May 08, 2013

Innovation is a watchword in insurance, as the industry seeks to shake off a stodgy image and be viewed as more dynamic from a technology standpoint. At ACORD LOMA, Chubb Group chief innovation officer Jon Bidwell said in a presentation that years of working to facilitate innovation has revealed a particularly important truth:

"There were people who were very close to the customer, producer, transaction, product -- tip of the spear type of people -- who figured out what needed to be done and what needed to be new," Bidwell says.

Chubb uses an enterprise social platform from Jive to help organize and give feedback on innovative ideas. The analytics applied to ideas submitted reveal that some people are "idea machines," Bidwell says -- but it's the "long tail" of "onesy-twosies" that represent the most successful and effective innovations.

"If you don't construct the systems to connect the dots, it's hard to build an organization that's continuously innovating," Bidwell says. "The development of social tools for innovation has come to some maturity in the past three to four years."

[Chubb's 4 'P's of innovation]

Progressive agent experience manager Jim DeVito is leading the charge for password standardization and single sign-on for independent agents -- but that's not the only place he sees value in that technology. Innovative insurers can find lots of value in streamlining log-ons, he says.
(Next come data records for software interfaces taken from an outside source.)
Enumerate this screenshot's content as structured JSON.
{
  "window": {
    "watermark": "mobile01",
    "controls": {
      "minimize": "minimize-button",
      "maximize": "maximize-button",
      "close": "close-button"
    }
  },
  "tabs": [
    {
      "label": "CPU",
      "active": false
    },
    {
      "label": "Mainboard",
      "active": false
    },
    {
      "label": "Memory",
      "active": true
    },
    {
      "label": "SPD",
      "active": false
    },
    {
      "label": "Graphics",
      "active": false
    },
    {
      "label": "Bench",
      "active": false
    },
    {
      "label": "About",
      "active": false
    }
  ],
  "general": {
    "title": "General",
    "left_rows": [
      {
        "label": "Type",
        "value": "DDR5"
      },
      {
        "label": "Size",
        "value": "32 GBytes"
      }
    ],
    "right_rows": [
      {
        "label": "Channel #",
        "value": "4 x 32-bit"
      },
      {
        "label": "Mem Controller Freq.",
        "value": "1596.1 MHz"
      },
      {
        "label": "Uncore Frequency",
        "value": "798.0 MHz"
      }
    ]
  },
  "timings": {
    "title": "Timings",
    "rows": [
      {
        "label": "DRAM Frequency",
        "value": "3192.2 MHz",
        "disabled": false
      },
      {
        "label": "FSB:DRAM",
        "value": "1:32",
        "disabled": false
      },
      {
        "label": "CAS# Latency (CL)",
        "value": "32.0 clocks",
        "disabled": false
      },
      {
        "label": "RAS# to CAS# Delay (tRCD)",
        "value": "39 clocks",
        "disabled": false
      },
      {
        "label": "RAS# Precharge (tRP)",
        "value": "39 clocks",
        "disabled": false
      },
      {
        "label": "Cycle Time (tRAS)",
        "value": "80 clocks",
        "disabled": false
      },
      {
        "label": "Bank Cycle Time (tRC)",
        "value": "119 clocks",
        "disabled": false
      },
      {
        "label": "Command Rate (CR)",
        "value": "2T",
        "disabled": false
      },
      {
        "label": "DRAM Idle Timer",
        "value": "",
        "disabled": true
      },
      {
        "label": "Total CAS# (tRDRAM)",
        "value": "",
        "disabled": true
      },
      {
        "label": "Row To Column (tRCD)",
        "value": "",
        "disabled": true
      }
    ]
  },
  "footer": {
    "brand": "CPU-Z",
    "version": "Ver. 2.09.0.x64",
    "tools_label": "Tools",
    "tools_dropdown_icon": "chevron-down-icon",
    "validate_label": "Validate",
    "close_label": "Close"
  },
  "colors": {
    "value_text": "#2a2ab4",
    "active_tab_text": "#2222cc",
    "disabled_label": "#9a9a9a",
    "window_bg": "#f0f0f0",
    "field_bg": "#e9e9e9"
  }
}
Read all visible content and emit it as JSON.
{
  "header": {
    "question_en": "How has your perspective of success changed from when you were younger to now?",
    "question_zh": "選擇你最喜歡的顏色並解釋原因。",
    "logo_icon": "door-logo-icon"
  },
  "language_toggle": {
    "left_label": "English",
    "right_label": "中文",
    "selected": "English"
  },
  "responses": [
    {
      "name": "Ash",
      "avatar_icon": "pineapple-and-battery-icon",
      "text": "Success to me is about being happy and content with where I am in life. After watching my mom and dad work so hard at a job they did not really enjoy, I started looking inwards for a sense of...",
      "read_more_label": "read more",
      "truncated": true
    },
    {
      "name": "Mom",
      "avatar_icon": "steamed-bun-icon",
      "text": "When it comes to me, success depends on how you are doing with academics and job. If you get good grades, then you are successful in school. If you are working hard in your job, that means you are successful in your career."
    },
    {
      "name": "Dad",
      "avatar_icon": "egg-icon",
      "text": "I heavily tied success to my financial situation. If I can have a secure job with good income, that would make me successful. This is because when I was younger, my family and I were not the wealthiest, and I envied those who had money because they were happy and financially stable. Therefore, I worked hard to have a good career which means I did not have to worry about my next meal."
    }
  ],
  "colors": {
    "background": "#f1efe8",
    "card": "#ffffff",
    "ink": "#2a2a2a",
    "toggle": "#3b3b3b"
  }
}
"Before I got involved in ID Federation, I did some internal research to find out where [Progressive's] IT standard levels would be and I was pleased to find out that other parts of the enterprise were looking at federated ID," he says. "We're working on adopting similar technology internally [at Progressive] and will test it in a low-risk application soon."

Progressive also uses social tools, including Microsoft Sharepoint, to disseminate innovative ideas in what it calls "Edison projects," DeVito says. He agrees with Bidwell that it's the people who are closest to the customer -- for example, the company's 35,000-strong stable of independent agents -- who often come up with the best ideas.

"The people closest to the work see solutions, but sometimes they don't know whether they're empowered to propose it -- so you have to not just the environment, but also the framework for strategic change," DeVito says. "There's technological ways of doing it, then there's just going out and visiting folks and talking to them."

ABOUT THE AUTHOR
Nathan Golia is senior editor of Insurance & Technology. He joined the publication in 2010 as associate editor and covers all aspects of the nexus between insurance and information technology, including mobility, ...